But war was inevitable. The first shots were fired on Fort Sumter, which surrendered the following day. It was the worst strategic blunder of the war, making the South the aggressor and denying it more time to organize, Goodheart writes. What would the South have lost if it had allowed the tiny fort to remain?

"They attacked Sumter - it fell, and thus, did more service than it otherwise could," Lincoln told a confidant.

By Independence Day 1861, as North and South prepared for the clash to come, the editors of The Philadelphia Inquirer, "in their office just down Chestnut Street from Independence Hall, exulted: 'This day inaugurates a second war for Independence. ... We shall look forward to the United States of the Future as a still closer approximation than the United States of the Past to that bright ideal of Government, the vision of which has ever haunted the Seers and Thinkers of mankind.' "

The fighting got under way in earnest with the Battle of Bull Run that month - an inauspicious beginning for the North.

One hundred and fifty years after the start of the war, Goodheart's 1861 is a well-crafted account of a pivotal point in the nation's past, told with passion and remarkable scholarship that puts flesh on the dry bones of familiar historical fact. It's a compelling, captivating read for anyone the least bit interested in the Civil War.

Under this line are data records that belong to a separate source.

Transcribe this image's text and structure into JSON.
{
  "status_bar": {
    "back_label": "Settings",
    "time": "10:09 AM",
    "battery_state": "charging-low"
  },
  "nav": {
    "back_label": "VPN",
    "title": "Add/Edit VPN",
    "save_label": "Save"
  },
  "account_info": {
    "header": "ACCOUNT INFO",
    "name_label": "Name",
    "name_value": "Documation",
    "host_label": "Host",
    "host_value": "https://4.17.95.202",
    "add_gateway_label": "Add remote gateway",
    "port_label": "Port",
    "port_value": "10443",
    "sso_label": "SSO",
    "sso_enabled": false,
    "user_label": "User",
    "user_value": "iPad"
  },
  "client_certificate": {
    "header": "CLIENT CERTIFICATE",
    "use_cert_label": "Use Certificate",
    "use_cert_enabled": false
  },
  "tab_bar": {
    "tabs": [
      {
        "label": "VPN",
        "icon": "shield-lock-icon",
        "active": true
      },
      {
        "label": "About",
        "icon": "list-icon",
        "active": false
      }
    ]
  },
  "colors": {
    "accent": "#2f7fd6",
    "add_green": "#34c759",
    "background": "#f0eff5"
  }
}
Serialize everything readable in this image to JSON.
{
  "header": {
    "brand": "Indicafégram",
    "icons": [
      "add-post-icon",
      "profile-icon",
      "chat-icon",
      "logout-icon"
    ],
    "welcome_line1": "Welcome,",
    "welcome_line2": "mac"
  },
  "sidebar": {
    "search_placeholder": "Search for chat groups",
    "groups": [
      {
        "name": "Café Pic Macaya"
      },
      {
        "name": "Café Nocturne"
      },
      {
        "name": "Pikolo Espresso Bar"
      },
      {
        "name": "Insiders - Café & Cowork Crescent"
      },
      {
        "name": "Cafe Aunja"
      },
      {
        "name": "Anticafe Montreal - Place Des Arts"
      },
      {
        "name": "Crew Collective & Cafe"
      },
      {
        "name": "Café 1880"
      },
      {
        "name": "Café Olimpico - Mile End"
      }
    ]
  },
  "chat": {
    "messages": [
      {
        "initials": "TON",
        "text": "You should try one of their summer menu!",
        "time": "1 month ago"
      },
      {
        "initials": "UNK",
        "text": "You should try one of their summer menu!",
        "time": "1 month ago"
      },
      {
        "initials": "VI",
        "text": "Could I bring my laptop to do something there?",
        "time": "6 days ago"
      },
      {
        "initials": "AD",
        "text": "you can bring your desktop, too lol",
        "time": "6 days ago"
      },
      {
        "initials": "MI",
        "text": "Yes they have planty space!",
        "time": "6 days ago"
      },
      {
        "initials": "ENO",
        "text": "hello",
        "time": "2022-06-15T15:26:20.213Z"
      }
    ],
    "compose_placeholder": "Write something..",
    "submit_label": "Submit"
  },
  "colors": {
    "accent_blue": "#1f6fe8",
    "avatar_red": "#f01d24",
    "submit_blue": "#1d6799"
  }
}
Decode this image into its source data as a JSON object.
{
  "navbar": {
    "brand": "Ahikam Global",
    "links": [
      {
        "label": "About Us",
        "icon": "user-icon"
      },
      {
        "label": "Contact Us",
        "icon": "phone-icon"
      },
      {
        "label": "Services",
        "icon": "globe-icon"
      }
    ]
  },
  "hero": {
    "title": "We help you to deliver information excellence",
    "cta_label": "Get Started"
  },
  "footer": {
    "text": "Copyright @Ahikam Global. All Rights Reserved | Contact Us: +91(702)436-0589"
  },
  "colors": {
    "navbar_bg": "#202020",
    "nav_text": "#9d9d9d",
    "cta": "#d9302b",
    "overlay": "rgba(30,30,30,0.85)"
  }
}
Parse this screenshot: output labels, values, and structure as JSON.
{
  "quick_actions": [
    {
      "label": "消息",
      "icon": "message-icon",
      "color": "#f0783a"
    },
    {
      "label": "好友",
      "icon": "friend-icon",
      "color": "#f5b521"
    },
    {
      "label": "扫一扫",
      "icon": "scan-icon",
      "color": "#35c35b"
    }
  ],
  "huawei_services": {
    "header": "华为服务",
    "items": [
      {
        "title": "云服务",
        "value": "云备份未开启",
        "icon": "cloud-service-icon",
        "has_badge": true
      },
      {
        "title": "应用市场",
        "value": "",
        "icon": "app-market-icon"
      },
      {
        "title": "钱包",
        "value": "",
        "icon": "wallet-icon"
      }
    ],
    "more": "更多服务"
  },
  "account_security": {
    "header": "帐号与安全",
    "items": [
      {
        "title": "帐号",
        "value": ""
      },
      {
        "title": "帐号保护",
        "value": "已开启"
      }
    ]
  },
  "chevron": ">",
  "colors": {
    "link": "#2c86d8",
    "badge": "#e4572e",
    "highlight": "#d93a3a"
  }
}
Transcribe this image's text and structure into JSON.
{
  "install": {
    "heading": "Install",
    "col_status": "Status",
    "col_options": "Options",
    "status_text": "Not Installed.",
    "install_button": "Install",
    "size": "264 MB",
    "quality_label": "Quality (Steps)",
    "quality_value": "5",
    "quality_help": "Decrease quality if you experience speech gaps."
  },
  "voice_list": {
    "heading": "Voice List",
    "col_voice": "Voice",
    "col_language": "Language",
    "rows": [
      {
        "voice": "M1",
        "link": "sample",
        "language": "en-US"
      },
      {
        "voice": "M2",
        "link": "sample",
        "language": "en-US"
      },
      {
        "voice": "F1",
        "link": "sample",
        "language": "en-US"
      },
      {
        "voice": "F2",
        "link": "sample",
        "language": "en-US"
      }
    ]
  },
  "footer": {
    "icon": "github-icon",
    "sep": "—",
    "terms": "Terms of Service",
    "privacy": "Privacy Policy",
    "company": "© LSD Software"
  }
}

Inquirer staff writer Edward Colimore is the author of "Eyewitness Reports: The Inquirer's Live Coverage of the American Civil War" and "The Philadelphia Inquirer's Walking Tours of Historic Philadelphia. " Contact him at 856-779-3833 or ecolimore@phillynews.com.